### Activity:
Beginning at the line containing "Output a JSON", print every line until the records end, keeping each exactly as it is.

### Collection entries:
########
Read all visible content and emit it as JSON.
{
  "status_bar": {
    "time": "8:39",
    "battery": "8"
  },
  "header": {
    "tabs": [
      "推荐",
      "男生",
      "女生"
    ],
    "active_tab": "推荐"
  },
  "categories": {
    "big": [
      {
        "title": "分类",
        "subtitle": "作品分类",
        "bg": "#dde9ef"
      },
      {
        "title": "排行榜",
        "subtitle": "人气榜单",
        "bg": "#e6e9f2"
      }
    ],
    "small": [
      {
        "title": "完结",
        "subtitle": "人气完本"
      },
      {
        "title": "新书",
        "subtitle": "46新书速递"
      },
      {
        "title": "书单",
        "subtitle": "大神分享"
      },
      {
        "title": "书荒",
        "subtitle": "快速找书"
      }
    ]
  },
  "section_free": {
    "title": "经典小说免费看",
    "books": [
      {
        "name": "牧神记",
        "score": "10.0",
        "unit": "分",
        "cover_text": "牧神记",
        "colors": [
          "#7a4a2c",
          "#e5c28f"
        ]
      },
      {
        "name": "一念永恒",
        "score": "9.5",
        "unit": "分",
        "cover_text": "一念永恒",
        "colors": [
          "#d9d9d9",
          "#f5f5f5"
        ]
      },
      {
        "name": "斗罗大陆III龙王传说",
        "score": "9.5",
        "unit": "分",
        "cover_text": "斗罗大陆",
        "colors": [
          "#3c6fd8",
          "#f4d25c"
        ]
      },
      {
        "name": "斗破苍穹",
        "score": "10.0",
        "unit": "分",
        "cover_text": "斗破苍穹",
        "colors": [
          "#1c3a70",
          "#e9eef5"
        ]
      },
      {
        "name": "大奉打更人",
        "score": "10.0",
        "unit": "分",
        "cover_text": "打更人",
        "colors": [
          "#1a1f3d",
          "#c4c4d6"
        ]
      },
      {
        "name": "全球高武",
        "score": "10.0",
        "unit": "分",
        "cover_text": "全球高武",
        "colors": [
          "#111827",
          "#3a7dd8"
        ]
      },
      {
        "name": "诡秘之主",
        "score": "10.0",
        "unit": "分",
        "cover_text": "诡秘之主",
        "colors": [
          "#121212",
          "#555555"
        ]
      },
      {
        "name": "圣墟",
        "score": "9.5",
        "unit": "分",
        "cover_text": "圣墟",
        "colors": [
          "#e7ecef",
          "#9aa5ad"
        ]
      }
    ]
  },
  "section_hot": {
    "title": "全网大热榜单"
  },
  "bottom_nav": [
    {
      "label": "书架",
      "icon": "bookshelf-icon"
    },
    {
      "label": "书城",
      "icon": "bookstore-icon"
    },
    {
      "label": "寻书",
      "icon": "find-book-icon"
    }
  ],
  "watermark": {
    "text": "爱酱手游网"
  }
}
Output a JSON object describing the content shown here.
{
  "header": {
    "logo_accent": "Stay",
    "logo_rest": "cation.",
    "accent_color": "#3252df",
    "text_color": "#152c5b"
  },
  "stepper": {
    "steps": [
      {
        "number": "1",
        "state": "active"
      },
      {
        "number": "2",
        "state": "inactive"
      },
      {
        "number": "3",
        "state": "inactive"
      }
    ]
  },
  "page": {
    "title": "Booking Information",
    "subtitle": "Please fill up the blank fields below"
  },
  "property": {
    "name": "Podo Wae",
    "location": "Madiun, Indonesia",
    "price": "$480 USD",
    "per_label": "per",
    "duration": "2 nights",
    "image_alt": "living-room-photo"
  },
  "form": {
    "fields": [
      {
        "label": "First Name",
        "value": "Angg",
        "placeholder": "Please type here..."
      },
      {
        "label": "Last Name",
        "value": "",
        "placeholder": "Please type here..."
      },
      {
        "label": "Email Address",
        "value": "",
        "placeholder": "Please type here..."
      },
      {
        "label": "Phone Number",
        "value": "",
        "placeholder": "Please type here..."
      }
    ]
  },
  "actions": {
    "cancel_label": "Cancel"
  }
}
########
### Response to the task:
Output a JSON object describing the content shown here.
{
  "header": {
    "logo_accent": "Stay",
    "logo_rest": "cation.",
    "accent_color": "#3252df",
    "text_color": "#152c5b"
  },
  "stepper": {
    "steps": [
      {
        "number": "1",
        "state": "active"
      },
      {
        "number": "2",
        "state": "inactive"
      },
      {
        "number": "3",
        "state": "inactive"
      }
    ]
  },
  "page": {
    "title": "Booking Information",
    "subtitle": "Please fill up the blank fields below"
  },
  "property": {
    "name": "Podo Wae",
    "location": "Madiun, Indonesia",
    "price": "$480 USD",
    "per_label": "per",
    "duration": "2 nights",
    "image_alt": "living-room-photo"
  },
  "form": {
    "fields": [
      {
        "label": "First Name",
        "value": "Angg",
        "placeholder": "Please type here..."
      },
      {
        "label": "Last Name",
        "value": "",
        "placeholder": "Please type here..."
      },
      {
        "label": "Email Address",
        "value": "",
        "placeholder": "Please type here..."
      },
      {
        "label": "Phone Number",
        "value": "",
        "placeholder": "Please type here..."
      }
    ]
  },
  "actions": {
    "cancel_label": "Cancel"
  }
}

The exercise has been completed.